TRENTON — Independent gubernatorial candidate Christopher Daggett wants to institute a “luxury tax” on wealthy self-funding political candidates, a jab at Democratic Gov. Jon Corzine, who spent more than $100 million of his own money to finance his political career.
Daggett suggested a 33% tax on a candidates’ who raise more than twice the amount at which publicly-financed candidates are capped (currently $10.9 million for the general election), which he said might be constitutional, as opposed to limiting how much candidates could spend. . The receipts would then be distributed to the other candidates proportional to how much they raised.
The proposal is based on Major League Baseball’s policy on teams that outspend a pre-set cap, but even Daggett was not sure whether the idea would actually hold up.
“I don’t know if it would pass muster, but I think we need to do anything we can to limit the impact of money in politics. If you can level the playing field so that people can’t come in and just buy an election, I think that is all the better for democracy,” he said.
Ingrid Reed, director of the Eagleton Institute’s New Jersey Project, said the idea would likely run into problems upon implementation.
“The problem with that is the Supreme Court has ruled that it is against Freedom of Speech to say how much people can spend,” said Reed, who supported the New Jersey’s Clean Elections program until federal court decisions in other states caused legislators to withdraw the program for at least this year. “It’s good to have discussions about this, but it might be an idea that requires some more thought.”
The proposal was the most novel part of Daggett’s own ethics plan that he rolled out today at the State House, in which he proposed a number of reforms, some of which have already been attempted or proposed by his two major party opponents: a complete ban on dual office-holding; a ban on wheeling; ending pensions and free health coverage for part-time officials; a three year waiting period on lobbying for former elected officials; and an expansion of pay-to-play rules.

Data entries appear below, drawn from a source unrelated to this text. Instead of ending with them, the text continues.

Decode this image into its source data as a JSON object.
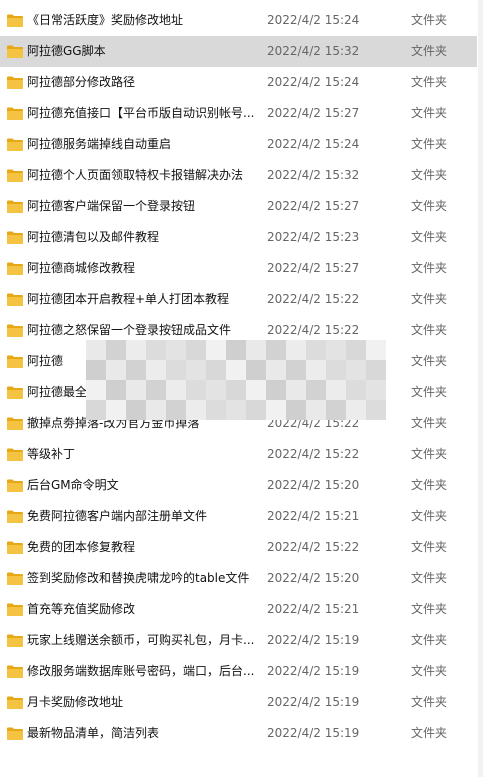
{
  "rows": [
    {
      "name": "《日常活跃度》奖励修改地址",
      "date": "2022/4/2 15:24",
      "type": "文件夹"
    },
    {
      "name": "阿拉德GG脚本",
      "date": "2022/4/2 15:32",
      "type": "文件夹",
      "selected": true
    },
    {
      "name": "阿拉德部分修改路径",
      "date": "2022/4/2 15:24",
      "type": "文件夹"
    },
    {
      "name": "阿拉德充值接口【平台币版自动识别帐号...",
      "date": "2022/4/2 15:27",
      "type": "文件夹"
    },
    {
      "name": "阿拉德服务端掉线自动重启",
      "date": "2022/4/2 15:24",
      "type": "文件夹"
    },
    {
      "name": "阿拉德个人页面领取特权卡报错解决办法",
      "date": "2022/4/2 15:32",
      "type": "文件夹"
    },
    {
      "name": "阿拉德客户端保留一个登录按钮",
      "date": "2022/4/2 15:27",
      "type": "文件夹"
    },
    {
      "name": "阿拉德清包以及邮件教程",
      "date": "2022/4/2 15:23",
      "type": "文件夹"
    },
    {
      "name": "阿拉德商城修改教程",
      "date": "2022/4/2 15:27",
      "type": "文件夹"
    },
    {
      "name": "阿拉德团本开启教程+单人打团本教程",
      "date": "2022/4/2 15:22",
      "type": "文件夹"
    },
    {
      "name": "阿拉德之怒保留一个登录按钮成品文件",
      "date": "2022/4/2 15:22",
      "type": "文件夹"
    },
    {
      "name": "阿拉德",
      "date": "",
      "type": "文件夹"
    },
    {
      "name": "阿拉德最全",
      "date": "",
      "type": "文件夹"
    },
    {
      "name": "撤掉点劵掉落-改为官方金币掉落",
      "date": "2022/4/2 15:22",
      "type": "文件夹"
    },
    {
      "name": "等级补丁",
      "date": "2022/4/2 15:22",
      "type": "文件夹"
    },
    {
      "name": "后台GM命令明文",
      "date": "2022/4/2 15:20",
      "type": "文件夹"
    },
    {
      "name": "免费阿拉德客户端内部注册单文件",
      "date": "2022/4/2 15:21",
      "type": "文件夹"
    },
    {
      "name": "免费的团本修复教程",
      "date": "2022/4/2 15:22",
      "type": "文件夹"
    },
    {
      "name": "签到奖励修改和替换虎啸龙吟的table文件",
      "date": "2022/4/2 15:20",
      "type": "文件夹"
    },
    {
      "name": "首充等充值奖励修改",
      "date": "2022/4/2 15:21",
      "type": "文件夹"
    },
    {
      "name": "玩家上线赠送余额币，可购买礼包，月卡...",
      "date": "2022/4/2 15:19",
      "type": "文件夹"
    },
    {
      "name": "修改服务端数据库账号密码，端口，后台...",
      "date": "2022/4/2 15:19",
      "type": "文件夹"
    },
    {
      "name": "月卡奖励修改地址",
      "date": "2022/4/2 15:19",
      "type": "文件夹"
    },
    {
      "name": "最新物品清单，简洁列表",
      "date": "2022/4/2 15:19",
      "type": "文件夹"
    }
  ],
  "colors": {
    "folder_body": "#f5c342",
    "folder_tab": "#e6a817",
    "selected_bg": "#d9d9d9",
    "secondary_text": "#666666"
  },
  "icons": {
    "folder": "folder-icon"
  }
}
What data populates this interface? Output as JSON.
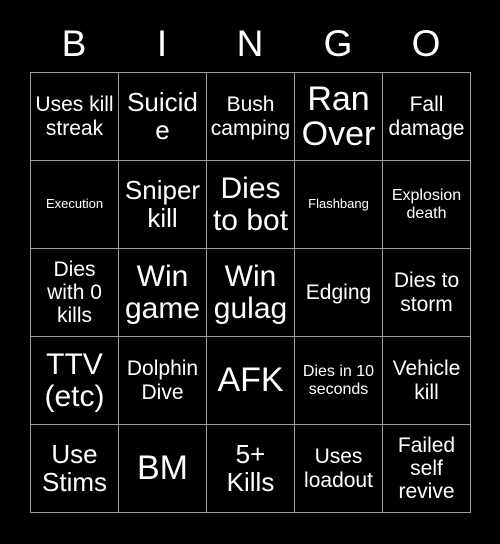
{
  "card": {
    "title": "BINGO",
    "header_letters": [
      "B",
      "I",
      "N",
      "G",
      "O"
    ],
    "colors": {
      "background": "#000000",
      "text": "#ffffff",
      "grid_line": "#9a9a9a"
    },
    "rows": [
      [
        {
          "text": "Uses kill streak",
          "size": "md"
        },
        {
          "text": "Suicide",
          "size": "lg"
        },
        {
          "text": "Bush camping",
          "size": "md"
        },
        {
          "text": "Ran Over",
          "size": "xxl"
        },
        {
          "text": "Fall damage",
          "size": "md"
        }
      ],
      [
        {
          "text": "Execution",
          "size": "xs"
        },
        {
          "text": "Sniper kill",
          "size": "lg"
        },
        {
          "text": "Dies to bot",
          "size": "xl"
        },
        {
          "text": "Flashbang",
          "size": "xs"
        },
        {
          "text": "Explosion death",
          "size": "sm"
        }
      ],
      [
        {
          "text": "Dies with 0 kills",
          "size": "md"
        },
        {
          "text": "Win game",
          "size": "xl"
        },
        {
          "text": "Win gulag",
          "size": "xl"
        },
        {
          "text": "Edging",
          "size": "md"
        },
        {
          "text": "Dies to storm",
          "size": "md"
        }
      ],
      [
        {
          "text": "TTV (etc)",
          "size": "xl"
        },
        {
          "text": "Dolphin Dive",
          "size": "md"
        },
        {
          "text": "AFK",
          "size": "xxl"
        },
        {
          "text": "Dies in 10 seconds",
          "size": "sm"
        },
        {
          "text": "Vehicle kill",
          "size": "md"
        }
      ],
      [
        {
          "text": "Use Stims",
          "size": "lg"
        },
        {
          "text": "BM",
          "size": "xxl"
        },
        {
          "text": "5+ Kills",
          "size": "lg"
        },
        {
          "text": "Uses loadout",
          "size": "md"
        },
        {
          "text": "Failed self revive",
          "size": "md"
        }
      ]
    ]
  }
}
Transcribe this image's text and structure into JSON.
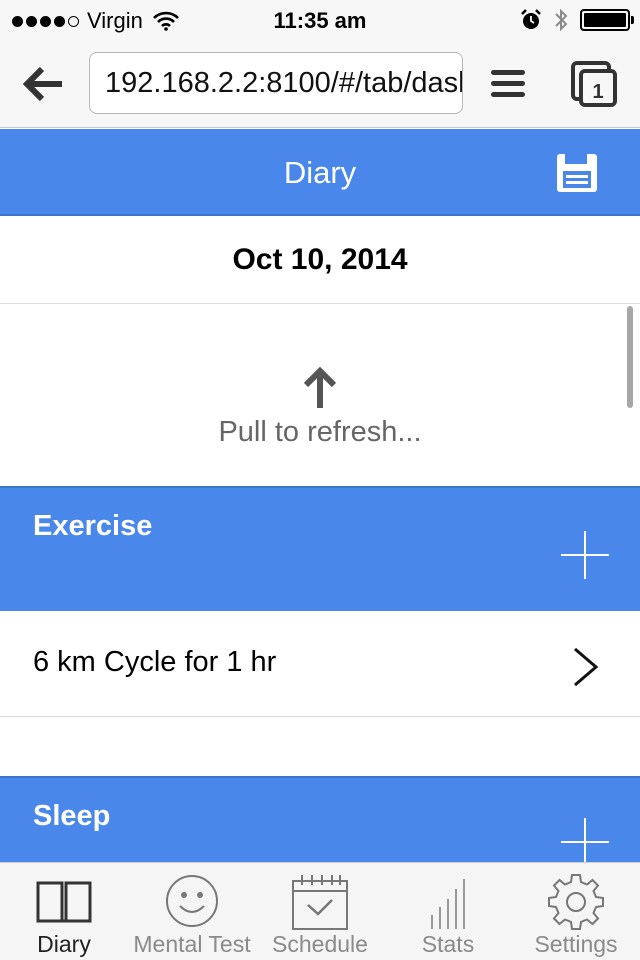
{
  "status_bar": {
    "carrier": "Virgin",
    "signal_bars": 4,
    "signal_bars_total": 5,
    "time": "11:35 am",
    "battery_level": 1.0,
    "icons": [
      "wifi-icon",
      "alarm-icon",
      "bluetooth-icon",
      "battery-icon"
    ]
  },
  "browser": {
    "url": "192.168.2.2:8100/#/tab/dash",
    "tab_count": "1",
    "icons": [
      "back-arrow-icon",
      "hamburger-menu-icon",
      "tabs-icon"
    ]
  },
  "header": {
    "title": "Diary",
    "save_icon": "floppy-disk-icon"
  },
  "date": "Oct 10, 2014",
  "refresh": {
    "text": "Pull to refresh...",
    "icon": "arrow-up-icon"
  },
  "sections": [
    {
      "title": "Exercise",
      "items": [
        {
          "text": "6 km Cycle for 1 hr"
        }
      ]
    },
    {
      "title": "Sleep",
      "items": []
    }
  ],
  "tabs": [
    {
      "label": "Diary",
      "icon": "book-icon",
      "active": true
    },
    {
      "label": "Mental Test",
      "icon": "smiley-icon",
      "active": false
    },
    {
      "label": "Schedule",
      "icon": "calendar-icon",
      "active": false
    },
    {
      "label": "Stats",
      "icon": "bar-chart-icon",
      "active": false
    },
    {
      "label": "Settings",
      "icon": "gear-icon",
      "active": false
    }
  ],
  "colors": {
    "accent": "#4a87ea",
    "tab_active": "#222222",
    "tab_inactive": "#8a8a8a"
  }
}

Some nuanced ideas Daggett proposed included forcing legislators who draw two public salaries to reduce the payments from their public sector job on a per diem basis for the days they spent at the State House; basing pensions on an average from the last 10 years worked instead of the highest paying three; requiring campaign donations to be posted on the Election Law Enforcement Commission’s Web site within 24 hours of receipt; and making redistricting commissions draw districts with an eye towards making them more competitive.

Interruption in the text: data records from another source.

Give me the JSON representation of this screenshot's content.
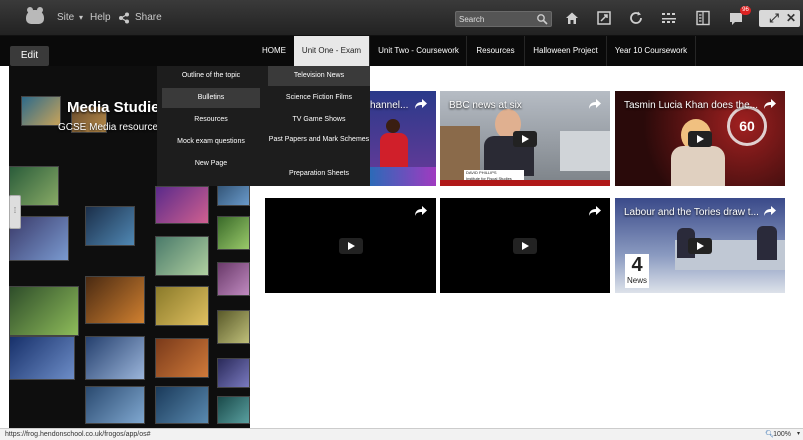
{
  "topbar": {
    "site_label": "Site",
    "help_label": "Help",
    "share_label": "Share",
    "search_placeholder": "Search",
    "notification_count": "96"
  },
  "nav": {
    "edit_label": "Edit",
    "items": [
      "HOME",
      "Unit One - Exam",
      "Unit Two - Coursework",
      "Resources",
      "Halloween Project",
      "Year 10 Coursework"
    ]
  },
  "dropdown": {
    "left_items": [
      "Outline of the topic",
      "Bulletins",
      "Resources",
      "Mock exam questions",
      "New Page"
    ],
    "right_items": [
      "Television News",
      "Science Fiction Films",
      "TV Game Shows",
      "Past Papers and Mark Schemes",
      "Preparation Sheets"
    ]
  },
  "hero": {
    "title": "Media Studies",
    "subtitle": "GCSE Media resources"
  },
  "videos": [
    {
      "title": "hannel..."
    },
    {
      "title": "BBC news at six"
    },
    {
      "title": "Tasmin Lucia Khan does the..."
    },
    {
      "title": ""
    },
    {
      "title": ""
    },
    {
      "title": "Labour and the Tories draw t..."
    }
  ],
  "video_text": {
    "lower_third_name": "DAVID PHILLIPS",
    "lower_third_sub": "Institute for Fiscal Studies",
    "clock_digits": "60",
    "channel_logo": "4",
    "channel_name": "News"
  },
  "status": {
    "url": "https://frog.hendonschool.co.uk/frogos/app/os#",
    "zoom": "100%"
  },
  "colors": {
    "accent_red": "#d22222",
    "nav_active_bg": "#e8e8e8"
  }
}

“It is a travesty of democracy that so much gerrymandering is done to limit competition in legislative and congressional districts,” said Daggett.
But Corzine was not the only candidate Daggett said had ethics problems. He said that Republican gubernatorial nominee Chris Christie, having gone through a rocky single term as a Morris County freeholder, “was able to buy himself a new career as U.S. Attorney by raising a lot of money for George W. Bush’s presidential campaign.”

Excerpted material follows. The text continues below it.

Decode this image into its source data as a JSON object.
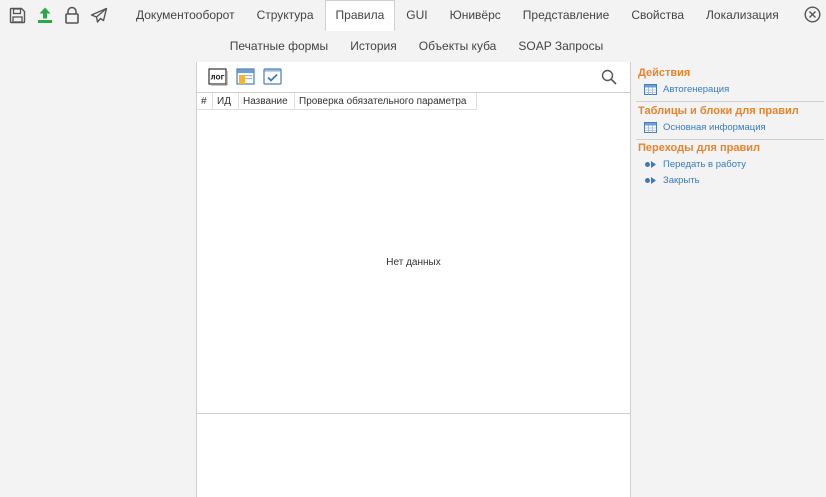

Daggett said that the news of Christie’s donation to former subordinate U.S. Attorney staffer Michele Brown would help drive disaffected voters to his campaign.
“I’m troubled, as many people are, when you have a candidate who is basically a one issue candidate and has spent all this time on the ethics issue and said he had a lapse in judgment, or a misunderstanding, or whatever it happens to be, when he’s prosecuted people for similar activities,” he said. “I think anything that happens that makes people cynical about the current system and the problems in both parties manifest itself in people coming to my campaign.”
A Quinnipiac poll from this month put Daggett’s support at 7%, but he said he was encouraged by an internal Democratic poll that showed him at 10%.
Governor Corzine last year introduced a slew of sweeping reform proposals but has had trouble getting key ones introduced in the legislature. When reporters asked Christie asked how he would get his reform measures passed, he said that he would work with the legislature but “shame them” into passing them if they initially refused. Daggett disagreed with Christie’s approach, saying he thinks the public – and soon the legislature – will recognize the need for reform.
“I don’t like to take the approach that I’m going to shame them into something. I don’t think that’s the way to do it,” he said.
The Christie and Corzine campaigns declined to respond to Daggett’s criticism, but Republican State Committee spokesman Kevin Roberts said that Daggett “is engaging in the same type of negative campaigning he’s criticized in recent weeks.”
“If he intends on running a negative campaign to get some headlines for himself, he should stop pretending otherwise. You can’t have it both ways.”